As for me, I do strange things to pursue simplicity like not have cable and limit my time commitments so I have time & money to go hiking in Colorado and look at scenery like this (on the way up to the Hagerman Tunnel near Buena Vista, CO).

Thursday, January 26, 2012

Resume Tips

Unemployment is a major buzzword right now. However, as one who has been on both sides of the hiring process during the last year, I've had my share of experiences both reading and writing resumes. From the hiring point of view, I'll be honest, only about 10% of the resumes I've read would make me want to call the candidate in for an interview. The majority of resumes are poorly crafted and don't present any sort of viable skillsets.

I think more and more employers are beginning to share my frustrations. Just today, I ran across several good articles about resumes.

Four Things That Can Send Your Resume in the Trash

Why I Won't Hire You

I would also add:
  1. Don't put your picture on your resume
  2. Proofread everything
  3. Have your most judgemental friend or family member proofread as well
  4. Don't lie
Nobody will know how amazing you are until you present yourself correctly!

Wednesday, January 25, 2012

Why You Don't Have Any Time

Why You Don't Have Any Time. Great article. I could identify with pretty much all of these...

Monday, January 23, 2012

Catch-all Catch-up & a Few New Shopping Rules

So it's been a while! I don't normally do personal life updates on here, but it might help explain my 2 month blogging hiatus. I don't normally HAVE to do personal life updates, since my life tends to be rather similar on a day-to-day basis- work, exercise, eat, live.

But one week after my last entry in November, I got an interview for a new job (which I will be starting in a week!), got accepted into grad school at Penn State and started "officially" dating a pretty cool guy. That was a lot for one week, then mix in the holidays, a pending job transition, and everything else in life, and well, something's gotta give :)

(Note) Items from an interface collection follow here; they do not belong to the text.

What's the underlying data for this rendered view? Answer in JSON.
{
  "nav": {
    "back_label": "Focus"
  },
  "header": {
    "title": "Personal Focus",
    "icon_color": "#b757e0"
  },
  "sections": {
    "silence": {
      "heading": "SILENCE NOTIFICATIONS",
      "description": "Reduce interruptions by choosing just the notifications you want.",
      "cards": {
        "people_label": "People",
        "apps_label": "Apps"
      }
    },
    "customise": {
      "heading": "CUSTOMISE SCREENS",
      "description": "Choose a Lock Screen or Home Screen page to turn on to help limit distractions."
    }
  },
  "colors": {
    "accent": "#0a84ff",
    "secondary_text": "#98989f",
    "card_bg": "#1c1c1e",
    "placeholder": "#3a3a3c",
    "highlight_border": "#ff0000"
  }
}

I'll confess, I also joined Pinterest during that timeframe. That didn't help any free time I thought I had. But Pinterest is no more for me. It made me feel overstimulated & uncreative, plus for me, it was a time suck. I think it's a great tool for some people out there, but it's not for me. (nevermind the MAJOR beef I have with their so-called "fitness" category. How is staring at photo-shopped abs of 20 year olds going to actually motivate anyone to adopt a healthier lifestyle? It's setting up fitness as an unachievable goal which is totally not right.)

I also found out that blogging = accountability. When I know I am accountable to the cyber-world for things like minimalism and frugality, I'm a lot less likely to buy stupid stuff I don't need. In the two months off blogging, I slipped! So I have a few new shopping rules to live by-
  • Only buy clearance items if they were already on your list
  • "Cheap" does not mean "you need this"
  • Don't shop close to closing time: you're more likely to buy something in a rush instead of carefully considering the purchase
I suppose we all must screw up from time to time in these areas to remind ourselves why we picked frugality and simplicity in the first place. Attempting to resell mistake purchases is an excellent way to give yourself a reality-check for the "value" of your items. (side note: minimalist preachers frequently tout the benefit of "you can make money by selling your surplus items!" as a reason to be a minimalist. I don't know who they are selling their old crap to and making money, because around here, you don't get a lot of $ for old crap. This is because it's old crap.) I sold several things to a second-hand store & got a whopping $9.10. This doesn't quite cover the cost of my mistake items, but it lessens the blow.

So as 2012 gets rolling, I'm getting back in the groove. I started the 2012 Declutter Calendar. It's pretty good! It gives you one fairly simple task to do each day for decluttering. I have it on my fridge & mark each day as to whether or not I had to do the activity (like if the activity was "clean out one garage shelf" and I don't have a garage).

I'll also be co-hosting a clothing & accessories exchange in the next few months. We're combining it with a bra donation for a women's shelter & an instruction session on "How Your Bra Should Actually Fit" taught by one of my friends.

I hope your 2012 is starting well!